*Website and app data records*.
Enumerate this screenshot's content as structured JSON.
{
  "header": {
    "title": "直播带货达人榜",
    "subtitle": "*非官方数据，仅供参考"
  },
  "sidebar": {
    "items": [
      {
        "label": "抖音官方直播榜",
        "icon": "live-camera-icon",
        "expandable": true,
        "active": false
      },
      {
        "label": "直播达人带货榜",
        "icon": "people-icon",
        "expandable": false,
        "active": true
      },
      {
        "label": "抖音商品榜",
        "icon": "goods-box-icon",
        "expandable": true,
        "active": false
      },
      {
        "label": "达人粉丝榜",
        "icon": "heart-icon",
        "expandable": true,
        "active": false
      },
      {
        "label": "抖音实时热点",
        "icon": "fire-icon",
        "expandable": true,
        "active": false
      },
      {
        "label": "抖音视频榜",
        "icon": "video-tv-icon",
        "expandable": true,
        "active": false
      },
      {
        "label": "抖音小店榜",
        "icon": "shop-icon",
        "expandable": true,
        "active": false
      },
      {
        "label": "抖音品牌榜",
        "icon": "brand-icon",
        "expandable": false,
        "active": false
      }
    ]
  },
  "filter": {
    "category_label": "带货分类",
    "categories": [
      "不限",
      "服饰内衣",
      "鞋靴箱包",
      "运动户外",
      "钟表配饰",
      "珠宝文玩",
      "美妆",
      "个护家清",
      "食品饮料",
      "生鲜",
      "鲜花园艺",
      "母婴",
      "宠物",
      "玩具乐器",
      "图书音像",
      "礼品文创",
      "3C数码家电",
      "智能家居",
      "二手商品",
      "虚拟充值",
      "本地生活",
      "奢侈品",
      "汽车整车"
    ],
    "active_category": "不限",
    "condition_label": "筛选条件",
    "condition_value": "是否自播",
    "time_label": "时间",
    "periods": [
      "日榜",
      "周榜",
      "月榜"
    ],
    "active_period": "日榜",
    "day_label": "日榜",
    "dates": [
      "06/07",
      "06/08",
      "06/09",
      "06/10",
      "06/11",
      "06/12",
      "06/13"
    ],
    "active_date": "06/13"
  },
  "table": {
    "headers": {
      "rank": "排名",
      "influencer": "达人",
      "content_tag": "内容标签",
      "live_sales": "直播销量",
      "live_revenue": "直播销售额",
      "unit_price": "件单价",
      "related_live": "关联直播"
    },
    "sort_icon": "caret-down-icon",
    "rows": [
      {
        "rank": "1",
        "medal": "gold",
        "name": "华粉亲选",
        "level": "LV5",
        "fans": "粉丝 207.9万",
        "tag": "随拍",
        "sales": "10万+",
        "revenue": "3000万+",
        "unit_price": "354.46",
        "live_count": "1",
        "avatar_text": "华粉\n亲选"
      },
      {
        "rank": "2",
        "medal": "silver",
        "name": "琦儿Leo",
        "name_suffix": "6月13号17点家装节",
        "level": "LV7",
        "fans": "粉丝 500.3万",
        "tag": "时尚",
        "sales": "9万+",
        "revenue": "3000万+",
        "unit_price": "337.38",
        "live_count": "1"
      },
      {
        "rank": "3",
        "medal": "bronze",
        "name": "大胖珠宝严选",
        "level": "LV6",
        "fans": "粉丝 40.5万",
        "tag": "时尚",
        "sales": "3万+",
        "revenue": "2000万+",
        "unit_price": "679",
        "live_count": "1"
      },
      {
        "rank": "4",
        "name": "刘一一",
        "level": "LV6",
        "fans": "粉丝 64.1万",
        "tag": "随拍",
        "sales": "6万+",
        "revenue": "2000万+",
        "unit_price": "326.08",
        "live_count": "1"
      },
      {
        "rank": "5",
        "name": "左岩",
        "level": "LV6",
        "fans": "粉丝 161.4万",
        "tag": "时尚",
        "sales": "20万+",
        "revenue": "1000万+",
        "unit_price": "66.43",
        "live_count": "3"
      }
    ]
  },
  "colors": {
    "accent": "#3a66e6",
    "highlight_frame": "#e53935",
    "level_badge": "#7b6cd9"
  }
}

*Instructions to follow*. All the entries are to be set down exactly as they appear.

*Exercise result*.
Enumerate this screenshot's content as structured JSON.
{
  "header": {
    "title": "直播带货达人榜",
    "subtitle": "*非官方数据，仅供参考"
  },
  "sidebar": {
    "items": [
      {
        "label": "抖音官方直播榜",
        "icon": "live-camera-icon",
        "expandable": true,
        "active": false
      },
      {
        "label": "直播达人带货榜",
        "icon": "people-icon",
        "expandable": false,
        "active": true
      },
      {
        "label": "抖音商品榜",
        "icon": "goods-box-icon",
        "expandable": true,
        "active": false
      },
      {
        "label": "达人粉丝榜",
        "icon": "heart-icon",
        "expandable": true,
        "active": false
      },
      {
        "label": "抖音实时热点",
        "icon": "fire-icon",
        "expandable": true,
        "active": false
      },
      {
        "label": "抖音视频榜",
        "icon": "video-tv-icon",
        "expandable": true,
        "active": false
      },
      {
        "label": "抖音小店榜",
        "icon": "shop-icon",
        "expandable": true,
        "active": false
      },
      {
        "label": "抖音品牌榜",
        "icon": "brand-icon",
        "expandable": false,
        "active": false
      }
    ]
  },
  "filter": {
    "category_label": "带货分类",
    "categories": [
      "不限",
      "服饰内衣",
      "鞋靴箱包",
      "运动户外",
      "钟表配饰",
      "珠宝文玩",
      "美妆",
      "个护家清",
      "食品饮料",
      "生鲜",
      "鲜花园艺",
      "母婴",
      "宠物",
      "玩具乐器",
      "图书音像",
      "礼品文创",
      "3C数码家电",
      "智能家居",
      "二手商品",
      "虚拟充值",
      "本地生活",
      "奢侈品",
      "汽车整车"
    ],
    "active_category": "不限",
    "condition_label": "筛选条件",
    "condition_value": "是否自播",
    "time_label": "时间",
    "periods": [
      "日榜",
      "周榜",
      "月榜"
    ],
    "active_period": "日榜",
    "day_label": "日榜",
    "dates": [
      "06/07",
      "06/08",
      "06/09",
      "06/10",
      "06/11",
      "06/12",
      "06/13"
    ],
    "active_date": "06/13"
  },
  "table": {
    "headers": {
      "rank": "排名",
      "influencer": "达人",
      "content_tag": "内容标签",
      "live_sales": "直播销量",
      "live_revenue": "直播销售额",
      "unit_price": "件单价",
      "related_live": "关联直播"
    },
    "sort_icon": "caret-down-icon",
    "rows": [
      {
        "rank": "1",
        "medal": "gold",
        "name": "华粉亲选",
        "level": "LV5",
        "fans": "粉丝 207.9万",
        "tag": "随拍",
        "sales": "10万+",
        "revenue": "3000万+",
        "unit_price": "354.46",
        "live_count": "1",
        "avatar_text": "华粉\n亲选"
      },
      {
        "rank": "2",
        "medal": "silver",
        "name": "琦儿Leo",
        "name_suffix": "6月13号17点家装节",
        "level": "LV7",
        "fans": "粉丝 500.3万",
        "tag": "时尚",
        "sales": "9万+",
        "revenue": "3000万+",
        "unit_price": "337.38",
        "live_count": "1"
      },
      {
        "rank": "3",
        "medal": "bronze",
        "name": "大胖珠宝严选",
        "level": "LV6",
        "fans": "粉丝 40.5万",
        "tag": "时尚",
        "sales": "3万+",
        "revenue": "2000万+",
        "unit_price": "679",
        "live_count": "1"
      },
      {
        "rank": "4",
        "name": "刘一一",
        "level": "LV6",
        "fans": "粉丝 64.1万",
        "tag": "随拍",
        "sales": "6万+",
        "revenue": "2000万+",
        "unit_price": "326.08",
        "live_count": "1"
      },
      {
        "rank": "5",
        "name": "左岩",
        "level": "LV6",
        "fans": "粉丝 161.4万",
        "tag": "时尚",
        "sales": "20万+",
        "revenue": "1000万+",
        "unit_price": "66.43",
        "live_count": "3"
      }
    ]
  },
  "colors": {
    "accent": "#3a66e6",
    "highlight_frame": "#e53935",
    "level_badge": "#7b6cd9"
  }
}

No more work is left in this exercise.